- [Exercise requirements]:
Copy each entry below without any change.

- [Page and application data records]:

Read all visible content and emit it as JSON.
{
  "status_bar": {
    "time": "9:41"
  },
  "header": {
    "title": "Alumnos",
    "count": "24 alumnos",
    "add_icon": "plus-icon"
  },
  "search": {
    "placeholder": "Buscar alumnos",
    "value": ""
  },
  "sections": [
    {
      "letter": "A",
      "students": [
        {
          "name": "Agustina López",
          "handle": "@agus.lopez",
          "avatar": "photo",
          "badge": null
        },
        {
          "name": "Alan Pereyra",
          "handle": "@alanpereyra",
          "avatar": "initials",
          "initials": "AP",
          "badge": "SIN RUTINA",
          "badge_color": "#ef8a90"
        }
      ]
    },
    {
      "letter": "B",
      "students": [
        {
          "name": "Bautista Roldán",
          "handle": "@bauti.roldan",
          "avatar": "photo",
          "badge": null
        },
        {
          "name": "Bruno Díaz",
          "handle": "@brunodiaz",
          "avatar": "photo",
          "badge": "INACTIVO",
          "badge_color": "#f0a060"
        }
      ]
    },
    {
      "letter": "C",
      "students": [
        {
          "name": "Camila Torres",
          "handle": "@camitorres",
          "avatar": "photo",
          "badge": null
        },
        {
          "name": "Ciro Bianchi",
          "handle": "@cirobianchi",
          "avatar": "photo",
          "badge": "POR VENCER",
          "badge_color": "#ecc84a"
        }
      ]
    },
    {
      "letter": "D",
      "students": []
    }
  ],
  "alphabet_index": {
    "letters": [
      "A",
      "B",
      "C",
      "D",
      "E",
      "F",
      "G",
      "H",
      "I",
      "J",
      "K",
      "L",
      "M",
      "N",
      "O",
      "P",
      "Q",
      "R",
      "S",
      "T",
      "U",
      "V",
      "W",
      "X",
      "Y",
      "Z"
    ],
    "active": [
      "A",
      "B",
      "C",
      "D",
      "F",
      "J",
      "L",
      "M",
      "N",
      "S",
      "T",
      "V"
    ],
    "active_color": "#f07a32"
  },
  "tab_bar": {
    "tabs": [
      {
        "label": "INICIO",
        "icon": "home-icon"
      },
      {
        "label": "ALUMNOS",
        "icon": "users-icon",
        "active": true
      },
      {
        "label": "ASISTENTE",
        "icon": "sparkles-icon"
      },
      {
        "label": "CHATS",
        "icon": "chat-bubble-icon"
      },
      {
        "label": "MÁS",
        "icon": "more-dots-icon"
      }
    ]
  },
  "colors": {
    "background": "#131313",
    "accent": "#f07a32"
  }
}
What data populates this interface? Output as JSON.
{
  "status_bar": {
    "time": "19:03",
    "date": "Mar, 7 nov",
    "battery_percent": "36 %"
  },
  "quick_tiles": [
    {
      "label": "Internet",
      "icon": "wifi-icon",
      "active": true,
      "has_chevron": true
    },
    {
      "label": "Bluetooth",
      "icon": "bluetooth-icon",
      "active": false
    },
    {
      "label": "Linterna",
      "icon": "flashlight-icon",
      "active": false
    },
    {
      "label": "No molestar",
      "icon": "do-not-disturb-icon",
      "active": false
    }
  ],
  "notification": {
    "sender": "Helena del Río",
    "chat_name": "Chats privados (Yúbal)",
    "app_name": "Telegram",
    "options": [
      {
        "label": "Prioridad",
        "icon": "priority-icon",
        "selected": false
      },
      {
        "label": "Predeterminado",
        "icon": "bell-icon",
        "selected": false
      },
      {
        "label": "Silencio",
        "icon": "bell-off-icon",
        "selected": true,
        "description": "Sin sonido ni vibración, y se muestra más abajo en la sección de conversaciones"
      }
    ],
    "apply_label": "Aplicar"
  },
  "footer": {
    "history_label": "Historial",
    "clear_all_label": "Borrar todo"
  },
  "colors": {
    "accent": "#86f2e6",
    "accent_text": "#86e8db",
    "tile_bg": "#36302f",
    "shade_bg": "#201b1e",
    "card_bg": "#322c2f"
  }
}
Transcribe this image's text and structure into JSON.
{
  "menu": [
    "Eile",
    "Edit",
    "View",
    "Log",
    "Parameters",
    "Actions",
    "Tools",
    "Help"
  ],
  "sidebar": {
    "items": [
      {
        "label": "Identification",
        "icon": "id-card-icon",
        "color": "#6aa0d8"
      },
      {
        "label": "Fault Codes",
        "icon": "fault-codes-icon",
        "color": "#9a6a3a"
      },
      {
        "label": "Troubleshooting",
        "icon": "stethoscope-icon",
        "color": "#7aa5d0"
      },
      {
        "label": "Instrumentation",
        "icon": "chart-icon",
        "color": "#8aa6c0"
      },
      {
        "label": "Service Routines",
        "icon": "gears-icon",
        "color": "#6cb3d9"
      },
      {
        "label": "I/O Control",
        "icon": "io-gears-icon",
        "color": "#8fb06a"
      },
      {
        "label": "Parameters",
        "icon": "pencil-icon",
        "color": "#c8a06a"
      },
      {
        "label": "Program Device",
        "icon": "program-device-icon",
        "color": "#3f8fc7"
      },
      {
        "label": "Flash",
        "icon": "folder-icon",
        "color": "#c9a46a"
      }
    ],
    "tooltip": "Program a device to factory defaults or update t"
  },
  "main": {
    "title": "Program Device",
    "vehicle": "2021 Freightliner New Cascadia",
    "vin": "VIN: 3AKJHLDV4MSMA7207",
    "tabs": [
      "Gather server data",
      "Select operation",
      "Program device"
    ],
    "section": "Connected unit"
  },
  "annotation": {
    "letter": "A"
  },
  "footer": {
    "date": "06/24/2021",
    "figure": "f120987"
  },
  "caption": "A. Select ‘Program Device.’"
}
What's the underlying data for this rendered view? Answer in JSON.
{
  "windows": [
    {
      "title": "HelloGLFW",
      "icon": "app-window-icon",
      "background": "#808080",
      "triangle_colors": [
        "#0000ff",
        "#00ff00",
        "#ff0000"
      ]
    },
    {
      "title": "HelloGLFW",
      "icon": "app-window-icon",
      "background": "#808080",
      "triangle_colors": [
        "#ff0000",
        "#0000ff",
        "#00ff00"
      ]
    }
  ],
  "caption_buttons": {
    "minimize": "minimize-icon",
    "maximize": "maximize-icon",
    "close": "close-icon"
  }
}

- [Written reply]:
Read all visible content and emit it as JSON.
{
  "status_bar": {
    "time": "9:41"
  },
  "header": {
    "title": "Alumnos",
    "count": "24 alumnos",
    "add_icon": "plus-icon"
  },
  "search": {
    "placeholder": "Buscar alumnos",
    "value": ""
  },
  "sections": [
    {
      "letter": "A",
      "students": [
        {
          "name": "Agustina López",
          "handle": "@agus.lopez",
          "avatar": "photo",
          "badge": null
        },
        {
          "name": "Alan Pereyra",
          "handle": "@alanpereyra",
          "avatar": "initials",
          "initials": "AP",
          "badge": "SIN RUTINA",
          "badge_color": "#ef8a90"
        }
      ]
    },
    {
      "letter": "B",
      "students": [
        {
          "name": "Bautista Roldán",
          "handle": "@bauti.roldan",
          "avatar": "photo",
          "badge": null
        },
        {
          "name": "Bruno Díaz",
          "handle": "@brunodiaz",
          "avatar": "photo",
          "badge": "INACTIVO",
          "badge_color": "#f0a060"
        }
      ]
    },
    {
      "letter": "C",
      "students": [
        {
          "name": "Camila Torres",
          "handle": "@camitorres",
          "avatar": "photo",
          "badge": null
        },
        {
          "name": "Ciro Bianchi",
          "handle": "@cirobianchi",
          "avatar": "photo",
          "badge": "POR VENCER",
          "badge_color": "#ecc84a"
        }
      ]
    },
    {
      "letter": "D",
      "students": []
    }
  ],
  "alphabet_index": {
    "letters": [
      "A",
      "B",
      "C",
      "D",
      "E",
      "F",
      "G",
      "H",
      "I",
      "J",
      "K",
      "L",
      "M",
      "N",
      "O",
      "P",
      "Q",
      "R",
      "S",
      "T",
      "U",
      "V",
      "W",
      "X",
      "Y",
      "Z"
    ],
    "active": [
      "A",
      "B",
      "C",
      "D",
      "F",
      "J",
      "L",
      "M",
      "N",
      "S",
      "T",
      "V"
    ],
    "active_color": "#f07a32"
  },
  "tab_bar": {
    "tabs": [
      {
        "label": "INICIO",
        "icon": "home-icon"
      },
      {
        "label": "ALUMNOS",
        "icon": "users-icon",
        "active": true
      },
      {
        "label": "ASISTENTE",
        "icon": "sparkles-icon"
      },
      {
        "label": "CHATS",
        "icon": "chat-bubble-icon"
      },
      {
        "label": "MÁS",
        "icon": "more-dots-icon"
      }
    ]
  },
  "colors": {
    "background": "#131313",
    "accent": "#f07a32"
  }
}
What data populates this interface? Output as JSON.
{
  "status_bar": {
    "time": "19:03",
    "date": "Mar, 7 nov",
    "battery_percent": "36 %"
  },
  "quick_tiles": [
    {
      "label": "Internet",
      "icon": "wifi-icon",
      "active": true,
      "has_chevron": true
    },
    {
      "label": "Bluetooth",
      "icon": "bluetooth-icon",
      "active": false
    },
    {
      "label": "Linterna",
      "icon": "flashlight-icon",
      "active": false
    },
    {
      "label": "No molestar",
      "icon": "do-not-disturb-icon",
      "active": false
    }
  ],
  "notification": {
    "sender": "Helena del Río",
    "chat_name": "Chats privados (Yúbal)",
    "app_name": "Telegram",
    "options": [
      {
        "label": "Prioridad",
        "icon": "priority-icon",
        "selected": false
      },
      {
        "label": "Predeterminado",
        "icon": "bell-icon",
        "selected": false
      },
      {
        "label": "Silencio",
        "icon": "bell-off-icon",
        "selected": true,
        "description": "Sin sonido ni vibración, y se muestra más abajo en la sección de conversaciones"
      }
    ],
    "apply_label": "Aplicar"
  },
  "footer": {
    "history_label": "Historial",
    "clear_all_label": "Borrar todo"
  },
  "colors": {
    "accent": "#86f2e6",
    "accent_text": "#86e8db",
    "tile_bg": "#36302f",
    "shade_bg": "#201b1e",
    "card_bg": "#322c2f"
  }
}
Transcribe this image's text and structure into JSON.
{
  "menu": [
    "Eile",
    "Edit",
    "View",
    "Log",
    "Parameters",
    "Actions",
    "Tools",
    "Help"
  ],
  "sidebar": {
    "items": [
      {
        "label": "Identification",
        "icon": "id-card-icon",
        "color": "#6aa0d8"
      },
      {
        "label": "Fault Codes",
        "icon": "fault-codes-icon",
        "color": "#9a6a3a"
      },
      {
        "label": "Troubleshooting",
        "icon": "stethoscope-icon",
        "color": "#7aa5d0"
      },
      {
        "label": "Instrumentation",
        "icon": "chart-icon",
        "color": "#8aa6c0"
      },
      {
        "label": "Service Routines",
        "icon": "gears-icon",
        "color": "#6cb3d9"
      },
      {
        "label": "I/O Control",
        "icon": "io-gears-icon",
        "color": "#8fb06a"
      },
      {
        "label": "Parameters",
        "icon": "pencil-icon",
        "color": "#c8a06a"
      },
      {
        "label": "Program Device",
        "icon": "program-device-icon",
        "color": "#3f8fc7"
      },
      {
        "label": "Flash",
        "icon": "folder-icon",
        "color": "#c9a46a"
      }
    ],
    "tooltip": "Program a device to factory defaults or update t"
  },
  "main": {
    "title": "Program Device",
    "vehicle": "2021 Freightliner New Cascadia",
    "vin": "VIN: 3AKJHLDV4MSMA7207",
    "tabs": [
      "Gather server data",
      "Select operation",
      "Program device"
    ],
    "section": "Connected unit"
  },
  "annotation": {
    "letter": "A"
  },
  "footer": {
    "date": "06/24/2021",
    "figure": "f120987"
  },
  "caption": "A. Select ‘Program Device.’"
}
What's the underlying data for this rendered view? Answer in JSON.
{
  "windows": [
    {
      "title": "HelloGLFW",
      "icon": "app-window-icon",
      "background": "#808080",
      "triangle_colors": [
        "#0000ff",
        "#00ff00",
        "#ff0000"
      ]
    },
    {
      "title": "HelloGLFW",
      "icon": "app-window-icon",
      "background": "#808080",
      "triangle_colors": [
        "#ff0000",
        "#0000ff",
        "#00ff00"
      ]
    }
  ],
  "caption_buttons": {
    "minimize": "minimize-icon",
    "maximize": "maximize-icon",
    "close": "close-icon"
  }
}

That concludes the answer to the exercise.